• [Page and application data records]:

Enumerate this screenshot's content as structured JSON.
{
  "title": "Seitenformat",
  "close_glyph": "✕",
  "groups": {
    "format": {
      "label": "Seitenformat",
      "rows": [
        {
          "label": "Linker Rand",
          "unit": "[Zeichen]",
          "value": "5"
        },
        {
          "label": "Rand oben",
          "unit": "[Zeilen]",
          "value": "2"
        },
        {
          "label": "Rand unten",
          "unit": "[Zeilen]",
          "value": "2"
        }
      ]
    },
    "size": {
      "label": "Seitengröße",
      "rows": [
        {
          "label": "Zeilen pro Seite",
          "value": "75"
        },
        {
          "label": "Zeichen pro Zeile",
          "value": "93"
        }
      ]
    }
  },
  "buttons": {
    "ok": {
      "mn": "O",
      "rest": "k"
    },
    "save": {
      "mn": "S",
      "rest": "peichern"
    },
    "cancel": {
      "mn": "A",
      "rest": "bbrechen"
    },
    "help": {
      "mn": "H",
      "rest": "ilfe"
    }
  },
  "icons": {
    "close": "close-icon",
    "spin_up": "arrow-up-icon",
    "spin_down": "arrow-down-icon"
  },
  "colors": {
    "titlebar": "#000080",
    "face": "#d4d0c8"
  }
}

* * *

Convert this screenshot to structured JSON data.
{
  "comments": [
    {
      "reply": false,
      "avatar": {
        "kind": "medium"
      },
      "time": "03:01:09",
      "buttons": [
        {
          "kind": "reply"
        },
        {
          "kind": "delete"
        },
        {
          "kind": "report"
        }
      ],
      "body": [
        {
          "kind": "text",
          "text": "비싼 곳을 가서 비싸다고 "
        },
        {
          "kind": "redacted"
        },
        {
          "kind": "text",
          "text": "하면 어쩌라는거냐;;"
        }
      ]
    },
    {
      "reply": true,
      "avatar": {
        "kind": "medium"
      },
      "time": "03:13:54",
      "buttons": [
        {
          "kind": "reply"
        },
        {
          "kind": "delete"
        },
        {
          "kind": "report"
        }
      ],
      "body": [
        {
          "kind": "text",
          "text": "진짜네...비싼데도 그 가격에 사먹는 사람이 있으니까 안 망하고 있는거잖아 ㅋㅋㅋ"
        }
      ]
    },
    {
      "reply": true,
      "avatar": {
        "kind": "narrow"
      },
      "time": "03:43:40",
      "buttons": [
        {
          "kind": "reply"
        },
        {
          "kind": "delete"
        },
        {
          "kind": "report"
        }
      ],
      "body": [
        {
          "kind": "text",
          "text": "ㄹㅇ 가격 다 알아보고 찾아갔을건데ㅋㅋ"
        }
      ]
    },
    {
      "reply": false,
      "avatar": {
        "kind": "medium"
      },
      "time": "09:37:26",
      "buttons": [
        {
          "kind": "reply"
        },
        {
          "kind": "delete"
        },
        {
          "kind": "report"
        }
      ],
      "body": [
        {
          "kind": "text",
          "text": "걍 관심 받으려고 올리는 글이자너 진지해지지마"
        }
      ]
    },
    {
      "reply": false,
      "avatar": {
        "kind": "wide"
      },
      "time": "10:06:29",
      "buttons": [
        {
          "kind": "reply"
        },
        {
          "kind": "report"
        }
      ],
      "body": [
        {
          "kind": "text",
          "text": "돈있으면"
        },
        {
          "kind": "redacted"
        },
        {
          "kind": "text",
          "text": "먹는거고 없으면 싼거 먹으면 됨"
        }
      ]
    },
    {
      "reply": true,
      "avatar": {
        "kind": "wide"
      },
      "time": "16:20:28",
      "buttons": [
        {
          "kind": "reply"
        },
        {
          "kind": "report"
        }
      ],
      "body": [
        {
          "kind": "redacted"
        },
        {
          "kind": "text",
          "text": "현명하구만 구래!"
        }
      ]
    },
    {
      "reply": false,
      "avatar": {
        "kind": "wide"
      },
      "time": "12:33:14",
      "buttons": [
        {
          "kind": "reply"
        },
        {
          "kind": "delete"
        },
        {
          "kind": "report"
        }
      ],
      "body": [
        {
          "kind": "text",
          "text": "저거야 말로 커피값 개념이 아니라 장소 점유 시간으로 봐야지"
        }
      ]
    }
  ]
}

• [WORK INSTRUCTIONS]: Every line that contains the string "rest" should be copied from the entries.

• [RESULT BELOW]:
      "rest": "k"
      "rest": "peichern"
      "rest": "bbrechen"
      "rest": "ilfe"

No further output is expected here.